The Nationals manager's car was struck by a vehicle being chased by police.

Williams. Photograph by Flickr user Scott Ableman.

Just how tough is Matt Williams? The Nationals’ first-year manager got caught up in a police chase on his way to Nationals Park this morning and didn’t let a collision that tore off the rear end of his sport-utility vehicle derail his call-in to a local radio show.

Williams was making his weekly call to 106.7 The Fan’s Sports Junkies about 8 AM when his car was struck by a vehicle being pursued by Metropolitan Police Department officers. The conversation veered away from baseball, but Williams didn’t miss a beat.

“Sorry guys, I just had an accident,” Williams told the Junkies. “I’ve got a police officer behind me. This guy’s gonna try to escape. The guy’s running. He just ran right into the back of me. I just got rear-ended by a guy in a car. Hold on. This guy’s crashing into people.”

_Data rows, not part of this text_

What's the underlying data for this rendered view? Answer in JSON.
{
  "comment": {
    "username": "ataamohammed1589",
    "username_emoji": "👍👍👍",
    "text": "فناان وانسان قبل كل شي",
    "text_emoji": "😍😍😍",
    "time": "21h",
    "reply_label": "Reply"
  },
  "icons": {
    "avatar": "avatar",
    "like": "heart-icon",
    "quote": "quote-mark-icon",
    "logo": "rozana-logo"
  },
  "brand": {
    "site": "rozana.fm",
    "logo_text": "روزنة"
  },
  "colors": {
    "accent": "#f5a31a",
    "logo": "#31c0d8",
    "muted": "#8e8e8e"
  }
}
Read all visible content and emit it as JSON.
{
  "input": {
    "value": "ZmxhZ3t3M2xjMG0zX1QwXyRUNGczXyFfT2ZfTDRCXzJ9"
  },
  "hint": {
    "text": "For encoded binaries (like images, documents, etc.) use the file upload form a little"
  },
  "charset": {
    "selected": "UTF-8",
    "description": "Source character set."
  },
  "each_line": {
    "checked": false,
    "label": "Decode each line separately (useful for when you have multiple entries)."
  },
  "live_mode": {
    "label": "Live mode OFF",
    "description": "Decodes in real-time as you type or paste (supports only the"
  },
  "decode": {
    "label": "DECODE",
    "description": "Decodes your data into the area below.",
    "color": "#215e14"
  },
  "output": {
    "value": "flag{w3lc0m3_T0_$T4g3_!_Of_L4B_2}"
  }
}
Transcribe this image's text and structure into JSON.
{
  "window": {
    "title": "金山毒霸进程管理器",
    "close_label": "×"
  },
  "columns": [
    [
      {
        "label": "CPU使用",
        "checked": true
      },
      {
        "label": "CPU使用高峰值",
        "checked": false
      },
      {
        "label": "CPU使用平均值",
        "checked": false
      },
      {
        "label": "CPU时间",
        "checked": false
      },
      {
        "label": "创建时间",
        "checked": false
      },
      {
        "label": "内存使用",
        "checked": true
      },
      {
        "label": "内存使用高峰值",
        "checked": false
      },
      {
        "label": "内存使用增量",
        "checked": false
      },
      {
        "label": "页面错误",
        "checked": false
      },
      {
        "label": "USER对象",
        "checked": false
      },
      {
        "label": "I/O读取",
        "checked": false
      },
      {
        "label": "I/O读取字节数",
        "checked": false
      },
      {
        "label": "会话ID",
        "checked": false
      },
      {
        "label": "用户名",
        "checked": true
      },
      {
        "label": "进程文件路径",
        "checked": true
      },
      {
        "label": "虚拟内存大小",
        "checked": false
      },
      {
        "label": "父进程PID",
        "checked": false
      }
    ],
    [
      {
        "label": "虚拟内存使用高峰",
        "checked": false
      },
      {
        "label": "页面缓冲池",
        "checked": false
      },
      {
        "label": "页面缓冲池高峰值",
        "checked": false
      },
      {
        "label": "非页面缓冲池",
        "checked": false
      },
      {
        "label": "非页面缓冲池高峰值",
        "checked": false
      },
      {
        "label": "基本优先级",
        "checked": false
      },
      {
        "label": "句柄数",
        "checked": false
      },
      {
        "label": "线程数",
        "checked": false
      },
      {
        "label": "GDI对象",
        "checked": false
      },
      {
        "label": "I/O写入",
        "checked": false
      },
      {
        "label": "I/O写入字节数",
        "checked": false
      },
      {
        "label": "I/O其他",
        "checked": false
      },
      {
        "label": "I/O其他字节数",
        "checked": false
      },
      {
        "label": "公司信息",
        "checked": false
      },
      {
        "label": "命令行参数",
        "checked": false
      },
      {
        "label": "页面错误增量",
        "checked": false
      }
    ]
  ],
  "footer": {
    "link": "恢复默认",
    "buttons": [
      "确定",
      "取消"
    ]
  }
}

Williams said he was unharmed as the suspect driving the stolen car peeled off, but the crash sheared off the tail of his Chevrolet Tahoe.

“We’ve got a helicopter overhead right now,” Williams said. “Unbelievable. That’s unbelievable. So, what about baseball?”

MPD spokeswoman Saray Leon could not confirm that a car chase Wednesday morning on South Capitol Street—which runs by Nationals Park—left Williams’s car in tatters, but she did say a pursuit shortly after 8 AM down the busy roadway included the department’s helicopter, Falcon One. The driver of the stolen car, an adult male, struck several vehicles during the chase before finally coming to a stop at Firth Sterling Avenue, Southeast, where he bailed out and was arrested.

Here’s audio, via the Post’s DC Sports Bog, of Williams’s part in the police chase, from his unfazed reaction to the collision to turning his interview back toward Jayson Werth’s impressive .394 on-base percentage.

Staff Writer

Benjamin Freed joined Washingtonian in August 2013 and covers politics, business, and media. He was previously the editor of DCist and has also written for Washington City Paper, the New York Times, the New Republic, Slate, and BuzzFeed. He lives in Adams Morgan.